**Work item:** So that nothing is lost, write out all the lines below exactly.

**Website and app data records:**
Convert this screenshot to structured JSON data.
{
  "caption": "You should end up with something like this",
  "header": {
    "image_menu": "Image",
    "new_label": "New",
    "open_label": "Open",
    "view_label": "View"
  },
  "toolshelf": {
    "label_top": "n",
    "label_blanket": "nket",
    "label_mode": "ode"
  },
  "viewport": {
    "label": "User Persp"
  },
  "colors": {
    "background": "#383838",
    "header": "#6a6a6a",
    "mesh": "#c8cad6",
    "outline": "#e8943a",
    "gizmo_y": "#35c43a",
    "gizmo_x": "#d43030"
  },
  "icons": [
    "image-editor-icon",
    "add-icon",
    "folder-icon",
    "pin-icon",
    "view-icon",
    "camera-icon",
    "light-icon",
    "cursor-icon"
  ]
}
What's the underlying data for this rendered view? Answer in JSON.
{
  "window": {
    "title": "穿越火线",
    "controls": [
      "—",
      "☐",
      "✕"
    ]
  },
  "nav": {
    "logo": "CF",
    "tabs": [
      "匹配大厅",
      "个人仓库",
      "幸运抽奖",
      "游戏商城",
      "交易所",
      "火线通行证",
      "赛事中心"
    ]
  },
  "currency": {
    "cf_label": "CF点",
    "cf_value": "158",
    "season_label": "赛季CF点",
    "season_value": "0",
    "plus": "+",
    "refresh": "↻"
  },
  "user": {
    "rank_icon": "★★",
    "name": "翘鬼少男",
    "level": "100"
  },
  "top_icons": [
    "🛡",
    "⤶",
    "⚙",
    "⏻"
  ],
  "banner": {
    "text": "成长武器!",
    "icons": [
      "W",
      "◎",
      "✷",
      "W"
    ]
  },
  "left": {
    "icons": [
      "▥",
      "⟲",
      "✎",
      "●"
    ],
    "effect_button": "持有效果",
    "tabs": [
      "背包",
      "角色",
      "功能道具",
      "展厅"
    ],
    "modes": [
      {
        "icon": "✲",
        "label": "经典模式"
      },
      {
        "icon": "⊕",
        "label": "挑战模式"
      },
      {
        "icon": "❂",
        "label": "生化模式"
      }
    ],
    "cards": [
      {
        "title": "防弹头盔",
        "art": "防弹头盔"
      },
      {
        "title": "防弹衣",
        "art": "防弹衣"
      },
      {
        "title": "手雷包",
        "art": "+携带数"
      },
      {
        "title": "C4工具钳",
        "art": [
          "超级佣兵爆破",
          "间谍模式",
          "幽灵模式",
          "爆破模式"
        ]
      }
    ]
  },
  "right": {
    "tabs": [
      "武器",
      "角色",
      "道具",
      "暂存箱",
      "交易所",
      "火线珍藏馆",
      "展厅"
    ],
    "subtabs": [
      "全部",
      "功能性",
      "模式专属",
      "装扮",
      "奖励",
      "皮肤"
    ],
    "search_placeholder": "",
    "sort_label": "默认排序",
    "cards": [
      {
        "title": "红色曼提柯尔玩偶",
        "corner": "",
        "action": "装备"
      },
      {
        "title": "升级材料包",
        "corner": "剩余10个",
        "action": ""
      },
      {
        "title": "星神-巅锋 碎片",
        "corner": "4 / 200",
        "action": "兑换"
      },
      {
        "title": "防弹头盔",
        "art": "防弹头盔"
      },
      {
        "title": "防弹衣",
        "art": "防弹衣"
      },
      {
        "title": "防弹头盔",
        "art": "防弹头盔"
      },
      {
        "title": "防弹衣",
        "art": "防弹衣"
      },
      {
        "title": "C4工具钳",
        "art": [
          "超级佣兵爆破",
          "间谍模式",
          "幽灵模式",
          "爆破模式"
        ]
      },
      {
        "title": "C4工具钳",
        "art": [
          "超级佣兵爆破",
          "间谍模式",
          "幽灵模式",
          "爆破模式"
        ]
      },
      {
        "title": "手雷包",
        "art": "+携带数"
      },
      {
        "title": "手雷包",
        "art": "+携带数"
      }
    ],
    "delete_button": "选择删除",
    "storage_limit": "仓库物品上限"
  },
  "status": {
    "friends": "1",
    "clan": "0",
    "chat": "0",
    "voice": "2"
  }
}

**Solution for this problem:**
Convert this screenshot to structured JSON data.
{
  "caption": "You should end up with something like this",
  "header": {
    "image_menu": "Image",
    "new_label": "New",
    "open_label": "Open",
    "view_label": "View"
  },
  "toolshelf": {
    "label_top": "n",
    "label_blanket": "nket",
    "label_mode": "ode"
  },
  "viewport": {
    "label": "User Persp"
  },
  "colors": {
    "background": "#383838",
    "header": "#6a6a6a",
    "mesh": "#c8cad6",
    "outline": "#e8943a",
    "gizmo_y": "#35c43a",
    "gizmo_x": "#d43030"
  },
  "icons": [
    "image-editor-icon",
    "add-icon",
    "folder-icon",
    "pin-icon",
    "view-icon",
    "camera-icon",
    "light-icon",
    "cursor-icon"
  ]
}
What's the underlying data for this rendered view? Answer in JSON.
{
  "window": {
    "title": "穿越火线",
    "controls": [
      "—",
      "☐",
      "✕"
    ]
  },
  "nav": {
    "logo": "CF",
    "tabs": [
      "匹配大厅",
      "个人仓库",
      "幸运抽奖",
      "游戏商城",
      "交易所",
      "火线通行证",
      "赛事中心"
    ]
  },
  "currency": {
    "cf_label": "CF点",
    "cf_value": "158",
    "season_label": "赛季CF点",
    "season_value": "0",
    "plus": "+",
    "refresh": "↻"
  },
  "user": {
    "rank_icon": "★★",
    "name": "翘鬼少男",
    "level": "100"
  },
  "top_icons": [
    "🛡",
    "⤶",
    "⚙",
    "⏻"
  ],
  "banner": {
    "text": "成长武器!",
    "icons": [
      "W",
      "◎",
      "✷",
      "W"
    ]
  },
  "left": {
    "icons": [
      "▥",
      "⟲",
      "✎",
      "●"
    ],
    "effect_button": "持有效果",
    "tabs": [
      "背包",
      "角色",
      "功能道具",
      "展厅"
    ],
    "modes": [
      {
        "icon": "✲",
        "label": "经典模式"
      },
      {
        "icon": "⊕",
        "label": "挑战模式"
      },
      {
        "icon": "❂",
        "label": "生化模式"
      }
    ],
    "cards": [
      {
        "title": "防弹头盔",
        "art": "防弹头盔"
      },
      {
        "title": "防弹衣",
        "art": "防弹衣"
      },
      {
        "title": "手雷包",
        "art": "+携带数"
      },
      {
        "title": "C4工具钳",
        "art": [
          "超级佣兵爆破",
          "间谍模式",
          "幽灵模式",
          "爆破模式"
        ]
      }
    ]
  },
  "right": {
    "tabs": [
      "武器",
      "角色",
      "道具",
      "暂存箱",
      "交易所",
      "火线珍藏馆",
      "展厅"
    ],
    "subtabs": [
      "全部",
      "功能性",
      "模式专属",
      "装扮",
      "奖励",
      "皮肤"
    ],
    "search_placeholder": "",
    "sort_label": "默认排序",
    "cards": [
      {
        "title": "红色曼提柯尔玩偶",
        "corner": "",
        "action": "装备"
      },
      {
        "title": "升级材料包",
        "corner": "剩余10个",
        "action": ""
      },
      {
        "title": "星神-巅锋 碎片",
        "corner": "4 / 200",
        "action": "兑换"
      },
      {
        "title": "防弹头盔",
        "art": "防弹头盔"
      },
      {
        "title": "防弹衣",
        "art": "防弹衣"
      },
      {
        "title": "防弹头盔",
        "art": "防弹头盔"
      },
      {
        "title": "防弹衣",
        "art": "防弹衣"
      },
      {
        "title": "C4工具钳",
        "art": [
          "超级佣兵爆破",
          "间谍模式",
          "幽灵模式",
          "爆破模式"
        ]
      },
      {
        "title": "C4工具钳",
        "art": [
          "超级佣兵爆破",
          "间谍模式",
          "幽灵模式",
          "爆破模式"
        ]
      },
      {
        "title": "手雷包",
        "art": "+携带数"
      },
      {
        "title": "手雷包",
        "art": "+携带数"
      }
    ],
    "delete_button": "选择删除",
    "storage_limit": "仓库物品上限"
  },
  "status": {
    "friends": "1",
    "clan": "0",
    "chat": "0",
    "voice": "2"
  }
}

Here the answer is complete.